Trump also said at a Pennsylvania rally on Tuesday: "After the election, we'll get the best stimulus package you've ever seen."

Meanwhile, House Speaker Nancy Pelosi told reporters at her weekly press conference she hoped a relief package would pass after the election as well. She predicted Democratic nominee Joe Biden would defeat Trump to win the presidency.

"I want a bill for two reasons. First and foremost the American people need help. They need real help," Pelosi said. And second of all, we have plenty of work to do in a Joe Biden administration ... so we want to have as clean a slate as possible going into January."

Read more: A $2.5 billion investment chief highlights the stock-market sectors poised to benefit the most if stimulus is passed after the election — and says Trump ending negotiations doesn't threaten the economic recovery

Yet there still appear to be significant differences between White House and top Democratic congressional leaders. Pelosi sent a letter to Treasury Secretary Steven Mnuchin on Thursday outlining six areas of disagreement on virus testing, childcare, unemployment benefits, state aid, and tax credits among others. It was first reported in Politico Playbook.

"Your responses are critical for our negotiations to continue," Pelosi wrote to Mnuchin.

"The American people are suffering, and they want us to come to an agreement to save lives, livelihoods and the life of our American Democracy as soon as possible," Pelosi said in the letter. "In light of these challenges, I respectfully await your attention to these urgent matters."

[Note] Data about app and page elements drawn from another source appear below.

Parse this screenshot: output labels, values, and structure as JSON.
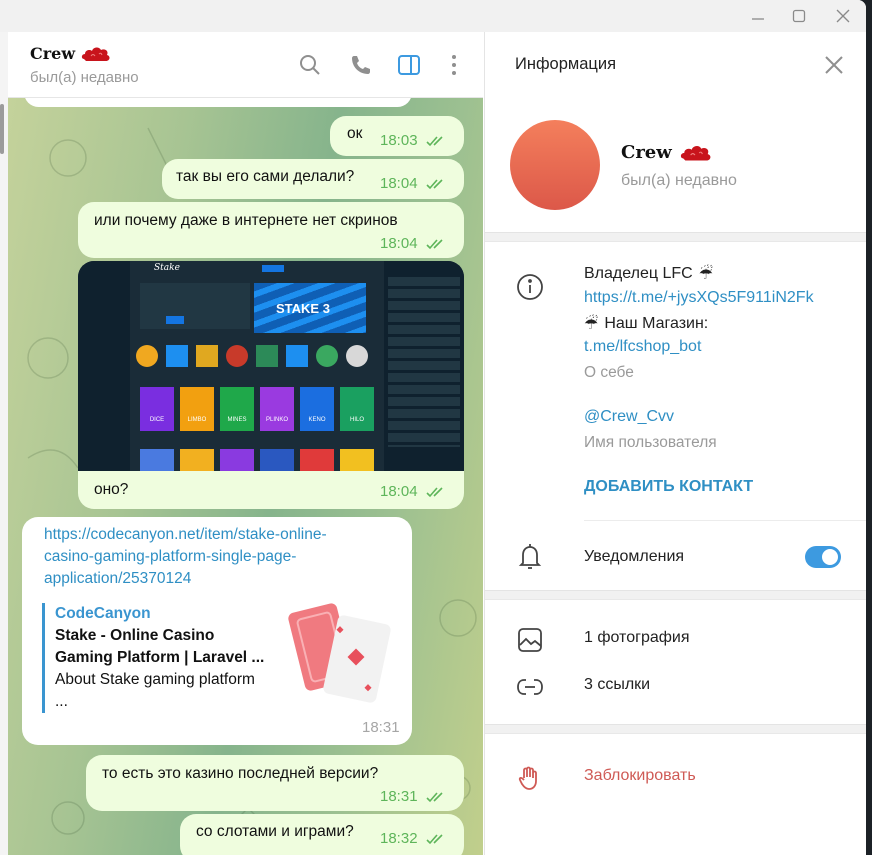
{
  "window": {
    "controls": {
      "minimize": "minimize",
      "maximize": "maximize",
      "close": "close"
    }
  },
  "chat_header": {
    "name": "Crew",
    "name_emoji": "red-cloud",
    "status": "был(а) недавно",
    "icons": [
      "search-icon",
      "phone-icon",
      "sidebar-toggle-icon",
      "more-vertical-icon"
    ],
    "accent": "#3d9ae0"
  },
  "messages": [
    {
      "direction": "out",
      "text": "ок",
      "time": "18:03",
      "read": true
    },
    {
      "direction": "out",
      "text": "так вы его сами делали?",
      "time": "18:04",
      "read": true
    },
    {
      "direction": "out",
      "text": "или почему даже в интернете нет скринов",
      "time": "18:04",
      "read": true
    },
    {
      "direction": "out",
      "type": "photo",
      "photo_desc": "Stake casino website screenshot",
      "photo_text": {
        "logo": "Stake",
        "banner": "STAKE 3",
        "tiles": [
          "DICE",
          "LIMBO",
          "MINES",
          "PLINKO",
          "KENO",
          "HILO"
        ]
      },
      "text": "оно?",
      "time": "18:04",
      "read": true
    },
    {
      "direction": "in",
      "type": "link",
      "url_lines": [
        "https://codecanyon.net/item/stake-online-",
        "casino-gaming-platform-single-page-",
        "application/25370124"
      ],
      "preview": {
        "site": "CodeCanyon",
        "title_lines": [
          "Stake - Online Casino",
          "Gaming Platform | Laravel ..."
        ],
        "desc_lines": [
          "About Stake gaming platform",
          "..."
        ]
      },
      "time": "18:31"
    },
    {
      "direction": "out",
      "text": "то есть это казино последней версии?",
      "time": "18:31",
      "read": true
    },
    {
      "direction": "out",
      "text": "со слотами и играми?",
      "time": "18:32",
      "read": true
    }
  ],
  "info_panel": {
    "title": "Информация",
    "name": "Crew",
    "status": "был(а) недавно",
    "avatar_colors": [
      "#f47f5c",
      "#dc5849"
    ],
    "bio": {
      "line1": "Владелец LFC",
      "link1": "https://t.me/+jysXQs5F911iN2Fk",
      "line3": "Наш Магазин:",
      "link2": "t.me/lfcshop_bot",
      "label": "О себе"
    },
    "username": {
      "value": "@Crew_Cvv",
      "label": "Имя пользователя"
    },
    "add_contact": "ДОБАВИТЬ КОНТАКТ",
    "notifications": {
      "label": "Уведомления",
      "enabled": true
    },
    "media": [
      {
        "icon": "photo-icon",
        "label": "1 фотография"
      },
      {
        "icon": "link-icon",
        "label": "3 ссылки"
      }
    ],
    "block": "Заблокировать",
    "block_color": "#cf5a55",
    "link_color": "#2f8fc4"
  }
}
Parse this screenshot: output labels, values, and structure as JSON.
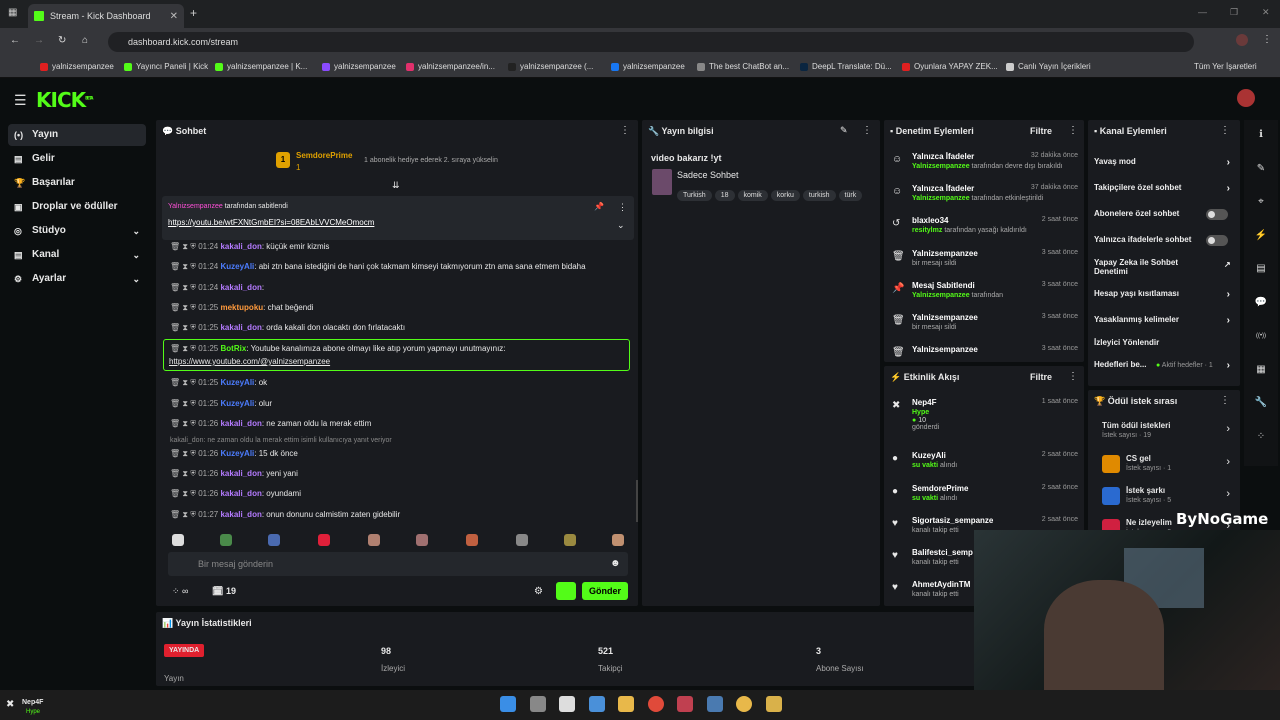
{
  "browser": {
    "tab_title": "Stream - Kick Dashboard",
    "url": "dashboard.kick.com/stream",
    "bookmarks": [
      "yalnizsempanzee",
      "Yayıncı Paneli | Kick",
      "yalnizsempanzee | K...",
      "yalnizsempanzee",
      "yalnizsempanzee/in...",
      "yalnizsempanzee (...",
      "yalnizsempanzee",
      "The best ChatBot an...",
      "DeepL Translate: Dü...",
      "Oyunlara YAPAY ZEK...",
      "Canlı Yayın İçerikleri"
    ],
    "all_bookmarks": "Tüm Yer İşaretleri"
  },
  "brand": {
    "logo": "KICK",
    "logo_sup": "BETA",
    "accent": "#53fc18"
  },
  "sidebar": {
    "items": [
      "Yayın",
      "Gelir",
      "Başarılar",
      "Droplar ve ödüller",
      "Stüdyo",
      "Kanal",
      "Ayarlar"
    ]
  },
  "chat": {
    "title": "Sohbet",
    "top_user": "SemdorePrime",
    "top_rank": "1",
    "top_count": "1",
    "sub_msg": "1 abonelik hediye ederek 2. sıraya yükselin",
    "pinned_by": "Yalnizsempanzee",
    "pinned_suffix": "tarafından sabitlendi",
    "pinned_link": "https://youtu.be/wtFXNtGmbEI?si=08EAbLVVCMeOmocm",
    "messages": [
      {
        "time": "01:24",
        "user": "kakali_don",
        "text": "küçük emir kizmis",
        "color": "#b57bff"
      },
      {
        "time": "01:24",
        "user": "KuzeyAli",
        "text": "abi ztn bana istediğini de hani çok takmam kimseyi takmıyorum ztn ama sana etmem bidaha",
        "color": "#4c7dff"
      },
      {
        "time": "01:24",
        "user": "kakali_don",
        "text": "",
        "color": "#b57bff"
      },
      {
        "time": "01:25",
        "user": "mektupoku",
        "text": "chat beğendi",
        "color": "#ff9a3c"
      },
      {
        "time": "01:25",
        "user": "kakali_don",
        "text": "orda kakali don olacaktı don fırlatacaktı",
        "color": "#b57bff"
      },
      {
        "time": "01:25",
        "user": "BotRix",
        "text": "Youtube kanalımıza abone olmayı like atıp yorum yapmayı unutmayınız:",
        "color": "#53fc18",
        "link": "https://www.youtube.com/@yalnizsempanzee"
      },
      {
        "time": "01:25",
        "user": "KuzeyAli",
        "text": "ok",
        "color": "#4c7dff"
      },
      {
        "time": "01:25",
        "user": "KuzeyAli",
        "text": "olur",
        "color": "#4c7dff"
      },
      {
        "time": "01:26",
        "user": "kakali_don",
        "text": "ne zaman oldu la merak ettim",
        "color": "#b57bff"
      },
      {
        "time": "01:26",
        "user": "KuzeyAli",
        "text": "15 dk önce",
        "color": "#4c7dff",
        "reply": "kakali_don: ne zaman oldu la merak ettim isimli kullanıcıya yanıt veriyor"
      },
      {
        "time": "01:26",
        "user": "kakali_don",
        "text": "yeni yani",
        "color": "#b57bff"
      },
      {
        "time": "01:26",
        "user": "kakali_don",
        "text": "oyundami",
        "color": "#b57bff"
      },
      {
        "time": "01:27",
        "user": "kakali_don",
        "text": "onun donunu calmistim zaten gidebilir",
        "color": "#b57bff"
      }
    ],
    "input_placeholder": "Bir mesaj gönderin",
    "infinity": "∞",
    "count": "19",
    "send": "Gönder"
  },
  "stream_info": {
    "title": "Yayın bilgisi",
    "stream_title": "video bakarız !yt",
    "chat_mode": "Sadece Sohbet",
    "tags": [
      "Turkish",
      "18",
      "komik",
      "korku",
      "turkish",
      "türk"
    ]
  },
  "moderation": {
    "title": "Denetim Eylemleri",
    "filter": "Filtre",
    "items": [
      {
        "t": "Yalnızca İfadeler",
        "s": "Yalnizsempanzee",
        "rest": "tarafından devre dışı bırakıldı",
        "d": "32 dakika önce",
        "icon": "☺"
      },
      {
        "t": "Yalnızca İfadeler",
        "s": "Yalnizsempanzee",
        "rest": "tarafından etkinleştirildi",
        "d": "37 dakika önce",
        "icon": "☺"
      },
      {
        "t": "blaxleo34",
        "s": "resitylmz",
        "rest": "tarafından yasağı kaldırıldı",
        "d": "2 saat önce",
        "icon": "↺"
      },
      {
        "t": "Yalnizsempanzee",
        "s": "",
        "rest": "bir mesajı sildi",
        "d": "3 saat önce",
        "icon": "🗑"
      },
      {
        "t": "Mesaj Sabitlendi",
        "s": "Yalnizsempanzee",
        "rest": "tarafından",
        "d": "3 saat önce",
        "icon": "📌"
      },
      {
        "t": "Yalnizsempanzee",
        "s": "",
        "rest": "bir mesajı sildi",
        "d": "3 saat önce",
        "icon": "🗑"
      },
      {
        "t": "Yalnizsempanzee",
        "s": "",
        "rest": "",
        "d": "3 saat önce",
        "icon": "🗑"
      }
    ]
  },
  "activity": {
    "title": "Etkinlik Akışı",
    "filter": "Filtre",
    "items": [
      {
        "t": "Nep4F",
        "s": "Hype",
        "rest": "",
        "extra": "10",
        "extra2": "gönderdi",
        "d": "1 saat önce",
        "icon": "✖"
      },
      {
        "t": "KuzeyAli",
        "s": "su vakti",
        "rest": "alındı",
        "d": "2 saat önce",
        "icon": "●"
      },
      {
        "t": "SemdorePrime",
        "s": "su vakti",
        "rest": "alındı",
        "d": "2 saat önce",
        "icon": "●"
      },
      {
        "t": "Sigortasiz_sempanze",
        "s": "",
        "rest": "kanalı takip etti",
        "d": "2 saat önce",
        "icon": "♥"
      },
      {
        "t": "Balifestci_semp",
        "s": "",
        "rest": "kanalı takip etti",
        "d": "",
        "icon": "♥"
      },
      {
        "t": "AhmetAydinTM",
        "s": "",
        "rest": "kanalı takip etti",
        "d": "",
        "icon": "♥"
      }
    ]
  },
  "channel_actions": {
    "title": "Kanal Eylemleri",
    "items": [
      "Yavaş mod",
      "Takipçilere özel sohbet",
      "Abonelere özel sohbet",
      "Yalnızca ifadelerle sohbet",
      "Yapay Zeka ile Sohbet Denetimi",
      "Hesap yaşı kısıtlaması",
      "Yasaklanmış kelimeler",
      "İzleyici Yönlendir",
      "Hedefleri be..."
    ],
    "active_goals": "Aktif hedefler · 1"
  },
  "rewards": {
    "title": "Ödül istek sırası",
    "items": [
      {
        "t": "Tüm ödül istekleri",
        "s": "İstek sayısı · 19"
      },
      {
        "t": "CS gel",
        "s": "İstek sayısı · 1"
      },
      {
        "t": "İstek şarkı",
        "s": "İstek sayısı · 5"
      },
      {
        "t": "Ne izleyelim",
        "s": "İstek sayısı · 0"
      }
    ]
  },
  "stats": {
    "title": "Yayın İstatistikleri",
    "live": "YAYINDA",
    "live_lbl": "Yayın",
    "viewers": "98",
    "viewers_lbl": "İzleyici",
    "followers": "521",
    "followers_lbl": "Takipçi",
    "subs": "3",
    "subs_lbl": "Abone Sayısı"
  },
  "watermark": "ByNoGame",
  "notification": {
    "user": "Nep4F",
    "sub": "Hype"
  }
}
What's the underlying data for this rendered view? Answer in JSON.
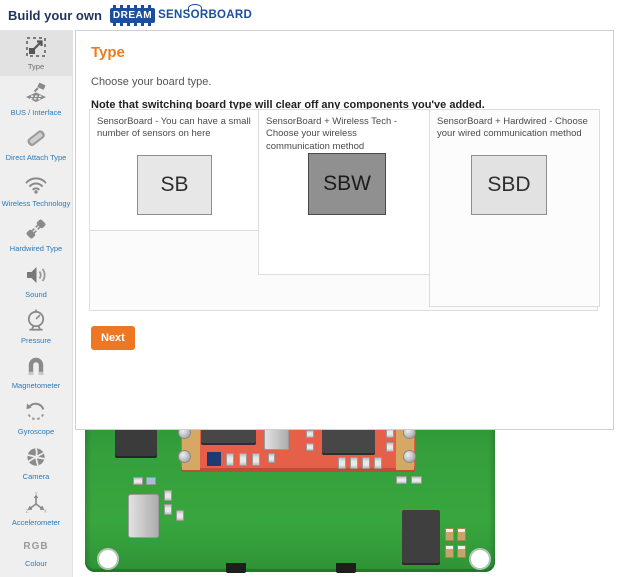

Mnuchin fired back on Thursday afternoon, charging Pelosi with pulling a "political stunt" with her letter that appeared in Politico. He said the White House was willing to compromise on unemployment, aid to state and local governments, and school funding among others.

"I have spoken with you almost every day for the last 45 days in an attempt to reach a serious bipartisan compromise that would benefit the hard-working Americans who have been impacted by COVID-19," Mnuchin wrote.

 

"Your ALL OR NONE approach is hurting hard-working Americans who need help NOW," Mnuchin said.

The unresolved differences listed in Pelosi's letter echo another sent to the treasury secretary over two weeks ago, suggesting there's been little progress on the shape of a stimulus package. The pair are negotiating on one costing nearly $2 trillion that would include federal unemployment benefits, $1,200 direct payments, and small business aid among other provisions.

The relief talks have been chaotic over the past month with the president's changing positions on the need for a stimulus package. 

Stocks have fallen sharply with the Dow Jones industrial average dropping over 1,600 points since Monday. Virus cases and hospitalizations are surging in most states, and investors are grappling with the realization no stimulus package is arriving anytime soon. The index recouped a small amount of those losses on Thursday.

Pelosi suggested on Wednesday the recent stock slide could force Trump to strike a deal more quickly. But White House National Economic Council director Larry Kudlow told Fox News that wasn't the case.

In another interview, he provided a very downbeat assessment on further relief in the short term, and accused Pelosi of not acting in good faith.

"We just think she's stringing us along. I'm sorry to say that," Kudlow told The Washington Post.  "It's not personal, but I don't think she wants a deal or a compromise pre-election."

Many economists are calling for additional federal spending to prop up the economy as it displays signs of weakening. Job growth slowed in September compared to previous months, and permanent layoffs are rising. Nearly 1.1 million people filed for unemployment last week, the Labor Department reported.

The latest GDP report released Thursday showed the US economy expanded 7.4% during the third quarter of the year, a record stretch of growth. But the economy is still smaller compared to late 2019 before the pandemic caused a massive wave of job losses and small business failures.

Read the original article on Business Insider